Workers who enjoy their work for more intrinsic reasons such as appreciating the job and having fun at the office, are more deeply attached to their work identity than those who work simply for money and status, according to research from Krauss Whitbourne.
While having an intrinsic love for your job on a day-to-day basis can help make you happy, it can make separating from your work identity even more complicated, she adds.
Steps to a well-rounded identity
For one, creating a unique brand that focuses on your skills rather than the name of your company or job title can help, says Francois Daumard, an IT executive in San Francisco.
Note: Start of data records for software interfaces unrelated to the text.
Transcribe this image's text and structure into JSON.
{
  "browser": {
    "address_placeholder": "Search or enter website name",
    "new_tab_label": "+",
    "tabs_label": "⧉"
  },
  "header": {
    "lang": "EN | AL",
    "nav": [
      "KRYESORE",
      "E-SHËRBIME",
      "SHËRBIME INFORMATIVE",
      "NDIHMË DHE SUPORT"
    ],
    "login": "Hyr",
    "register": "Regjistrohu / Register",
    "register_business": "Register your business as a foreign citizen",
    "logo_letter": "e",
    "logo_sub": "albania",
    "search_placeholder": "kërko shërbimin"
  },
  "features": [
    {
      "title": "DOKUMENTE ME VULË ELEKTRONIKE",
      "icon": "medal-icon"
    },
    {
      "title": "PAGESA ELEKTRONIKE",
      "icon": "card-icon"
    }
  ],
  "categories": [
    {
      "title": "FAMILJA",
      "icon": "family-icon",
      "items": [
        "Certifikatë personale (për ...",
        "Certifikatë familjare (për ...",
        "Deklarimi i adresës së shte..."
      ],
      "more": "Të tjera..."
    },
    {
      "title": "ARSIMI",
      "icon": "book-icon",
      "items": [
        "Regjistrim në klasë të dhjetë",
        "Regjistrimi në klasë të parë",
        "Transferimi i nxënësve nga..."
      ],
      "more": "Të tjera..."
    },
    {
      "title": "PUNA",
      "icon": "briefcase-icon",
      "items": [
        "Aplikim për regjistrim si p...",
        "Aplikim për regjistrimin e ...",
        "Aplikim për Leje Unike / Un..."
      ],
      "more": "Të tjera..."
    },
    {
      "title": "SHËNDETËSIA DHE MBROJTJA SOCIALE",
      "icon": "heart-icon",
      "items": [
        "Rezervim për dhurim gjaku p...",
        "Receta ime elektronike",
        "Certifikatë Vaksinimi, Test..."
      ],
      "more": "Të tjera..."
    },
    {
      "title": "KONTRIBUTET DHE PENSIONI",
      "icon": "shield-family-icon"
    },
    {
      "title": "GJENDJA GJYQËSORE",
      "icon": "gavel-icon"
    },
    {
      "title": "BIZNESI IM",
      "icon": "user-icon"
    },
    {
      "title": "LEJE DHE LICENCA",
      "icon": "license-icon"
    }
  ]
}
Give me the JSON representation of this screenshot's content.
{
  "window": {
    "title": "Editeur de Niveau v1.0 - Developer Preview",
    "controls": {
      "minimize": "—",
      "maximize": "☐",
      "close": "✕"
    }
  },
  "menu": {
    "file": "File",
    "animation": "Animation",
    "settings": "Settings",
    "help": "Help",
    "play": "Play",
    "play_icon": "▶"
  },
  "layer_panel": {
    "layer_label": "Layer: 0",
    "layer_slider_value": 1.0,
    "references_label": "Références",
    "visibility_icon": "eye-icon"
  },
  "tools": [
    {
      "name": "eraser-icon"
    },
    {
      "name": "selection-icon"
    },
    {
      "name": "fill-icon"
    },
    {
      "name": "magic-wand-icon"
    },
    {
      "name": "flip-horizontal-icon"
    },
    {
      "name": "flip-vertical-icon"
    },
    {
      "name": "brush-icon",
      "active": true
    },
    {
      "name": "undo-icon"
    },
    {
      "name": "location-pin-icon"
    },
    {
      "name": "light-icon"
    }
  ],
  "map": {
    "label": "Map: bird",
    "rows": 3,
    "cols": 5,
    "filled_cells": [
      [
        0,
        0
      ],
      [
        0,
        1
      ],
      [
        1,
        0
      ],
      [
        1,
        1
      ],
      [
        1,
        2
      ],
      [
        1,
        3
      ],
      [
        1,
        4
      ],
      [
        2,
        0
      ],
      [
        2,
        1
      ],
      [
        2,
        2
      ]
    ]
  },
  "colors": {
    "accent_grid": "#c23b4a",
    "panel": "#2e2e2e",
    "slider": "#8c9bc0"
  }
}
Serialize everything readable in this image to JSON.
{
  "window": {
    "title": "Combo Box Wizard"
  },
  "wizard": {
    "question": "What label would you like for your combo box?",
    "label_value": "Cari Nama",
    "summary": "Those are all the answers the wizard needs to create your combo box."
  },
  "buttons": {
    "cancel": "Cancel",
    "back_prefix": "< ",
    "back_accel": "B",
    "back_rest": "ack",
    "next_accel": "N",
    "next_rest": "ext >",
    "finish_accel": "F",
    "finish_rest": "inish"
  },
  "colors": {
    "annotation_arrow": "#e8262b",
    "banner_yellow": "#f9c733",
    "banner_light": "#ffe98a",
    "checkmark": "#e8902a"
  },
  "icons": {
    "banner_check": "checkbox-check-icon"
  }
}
When Daumard transitioned from working at buttoned-up Microsoft to the more startup feel of Apple and now to a lesser-known firm, he decided to tell those he met about his role in the IT world without a mention of companies or official job titles.
The transition helped him create a more consistent identity, especially in front of acquaintances who weren’t always aware of his job moves. Instead, he refers to himself as “the channel man,” to emphasize his sales-development background. “For me, my employer has become a secondary question,” he says.
But for most people, the trick is finding hobbies that are truly valued outside of work, says Krauss Whitbourne, who spends several hours per week on crafts and quilting.
“You need to be seeing those hobbies as important and not just a stupid thing you do,” she says. Many employees pursue leisure activities outside of the office, but drop them quickly as duties pile up at work. The key is to prioritise them in a way that encourages them to highlight those activities during an introduction.
Even with a fulfilling career, Hadjibashi says the diversity of her social circle – be it stay-at-home mums, teachers or entrepreneurs – keep her from being recognised solely for her work. With friends, her work isn’t naturally a discussion point because it can sound very technical to those outside of her industry. On the other hand, identifying with who she is outside of work gives her more time to be her most authentic, she adds: “Just spending time with these individuals helps me to switch off.”